Write down every entry once more, exactly as it reads.

BEGIN DATASET ENTRIES

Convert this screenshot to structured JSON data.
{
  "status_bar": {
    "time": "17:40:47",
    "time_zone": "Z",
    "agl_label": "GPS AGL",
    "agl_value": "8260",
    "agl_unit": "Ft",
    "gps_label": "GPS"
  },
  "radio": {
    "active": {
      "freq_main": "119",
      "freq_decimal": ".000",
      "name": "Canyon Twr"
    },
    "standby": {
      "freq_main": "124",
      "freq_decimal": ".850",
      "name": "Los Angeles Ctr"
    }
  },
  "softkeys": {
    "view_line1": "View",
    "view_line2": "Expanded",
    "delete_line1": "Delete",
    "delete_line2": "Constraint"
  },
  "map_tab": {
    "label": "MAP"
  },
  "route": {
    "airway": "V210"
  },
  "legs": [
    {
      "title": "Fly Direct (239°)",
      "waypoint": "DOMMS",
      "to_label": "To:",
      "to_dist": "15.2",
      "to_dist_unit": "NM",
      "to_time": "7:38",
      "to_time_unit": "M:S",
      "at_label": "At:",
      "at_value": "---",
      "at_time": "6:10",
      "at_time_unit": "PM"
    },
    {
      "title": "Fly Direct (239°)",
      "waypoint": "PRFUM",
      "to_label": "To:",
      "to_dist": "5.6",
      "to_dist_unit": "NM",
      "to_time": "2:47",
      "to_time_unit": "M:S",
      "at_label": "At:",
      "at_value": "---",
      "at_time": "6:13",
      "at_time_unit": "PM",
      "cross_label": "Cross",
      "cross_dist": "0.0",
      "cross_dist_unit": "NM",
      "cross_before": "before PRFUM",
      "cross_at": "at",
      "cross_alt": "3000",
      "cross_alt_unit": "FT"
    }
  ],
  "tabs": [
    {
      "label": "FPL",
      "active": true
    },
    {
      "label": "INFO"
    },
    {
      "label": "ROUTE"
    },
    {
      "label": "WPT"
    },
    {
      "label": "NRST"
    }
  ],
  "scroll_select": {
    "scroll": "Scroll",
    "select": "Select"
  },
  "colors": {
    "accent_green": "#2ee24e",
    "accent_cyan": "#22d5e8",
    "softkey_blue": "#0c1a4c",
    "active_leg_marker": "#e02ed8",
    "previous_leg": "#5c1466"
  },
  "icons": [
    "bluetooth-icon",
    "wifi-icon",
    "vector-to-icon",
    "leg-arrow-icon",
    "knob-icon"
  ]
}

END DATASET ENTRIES

** EXERCISE RESULT **
Convert this screenshot to structured JSON data.
{
  "status_bar": {
    "time": "17:40:47",
    "time_zone": "Z",
    "agl_label": "GPS AGL",
    "agl_value": "8260",
    "agl_unit": "Ft",
    "gps_label": "GPS"
  },
  "radio": {
    "active": {
      "freq_main": "119",
      "freq_decimal": ".000",
      "name": "Canyon Twr"
    },
    "standby": {
      "freq_main": "124",
      "freq_decimal": ".850",
      "name": "Los Angeles Ctr"
    }
  },
  "softkeys": {
    "view_line1": "View",
    "view_line2": "Expanded",
    "delete_line1": "Delete",
    "delete_line2": "Constraint"
  },
  "map_tab": {
    "label": "MAP"
  },
  "route": {
    "airway": "V210"
  },
  "legs": [
    {
      "title": "Fly Direct (239°)",
      "waypoint": "DOMMS",
      "to_label": "To:",
      "to_dist": "15.2",
      "to_dist_unit": "NM",
      "to_time": "7:38",
      "to_time_unit": "M:S",
      "at_label": "At:",
      "at_value": "---",
      "at_time": "6:10",
      "at_time_unit": "PM"
    },
    {
      "title": "Fly Direct (239°)",
      "waypoint": "PRFUM",
      "to_label": "To:",
      "to_dist": "5.6",
      "to_dist_unit": "NM",
      "to_time": "2:47",
      "to_time_unit": "M:S",
      "at_label": "At:",
      "at_value": "---",
      "at_time": "6:13",
      "at_time_unit": "PM",
      "cross_label": "Cross",
      "cross_dist": "0.0",
      "cross_dist_unit": "NM",
      "cross_before": "before PRFUM",
      "cross_at": "at",
      "cross_alt": "3000",
      "cross_alt_unit": "FT"
    }
  ],
  "tabs": [
    {
      "label": "FPL",
      "active": true
    },
    {
      "label": "INFO"
    },
    {
      "label": "ROUTE"
    },
    {
      "label": "WPT"
    },
    {
      "label": "NRST"
    }
  ],
  "scroll_select": {
    "scroll": "Scroll",
    "select": "Select"
  },
  "colors": {
    "accent_green": "#2ee24e",
    "accent_cyan": "#22d5e8",
    "softkey_blue": "#0c1a4c",
    "active_leg_marker": "#e02ed8",
    "previous_leg": "#5c1466"
  },
  "icons": [
    "bluetooth-icon",
    "wifi-icon",
    "vector-to-icon",
    "leg-arrow-icon",
    "knob-icon"
  ]
}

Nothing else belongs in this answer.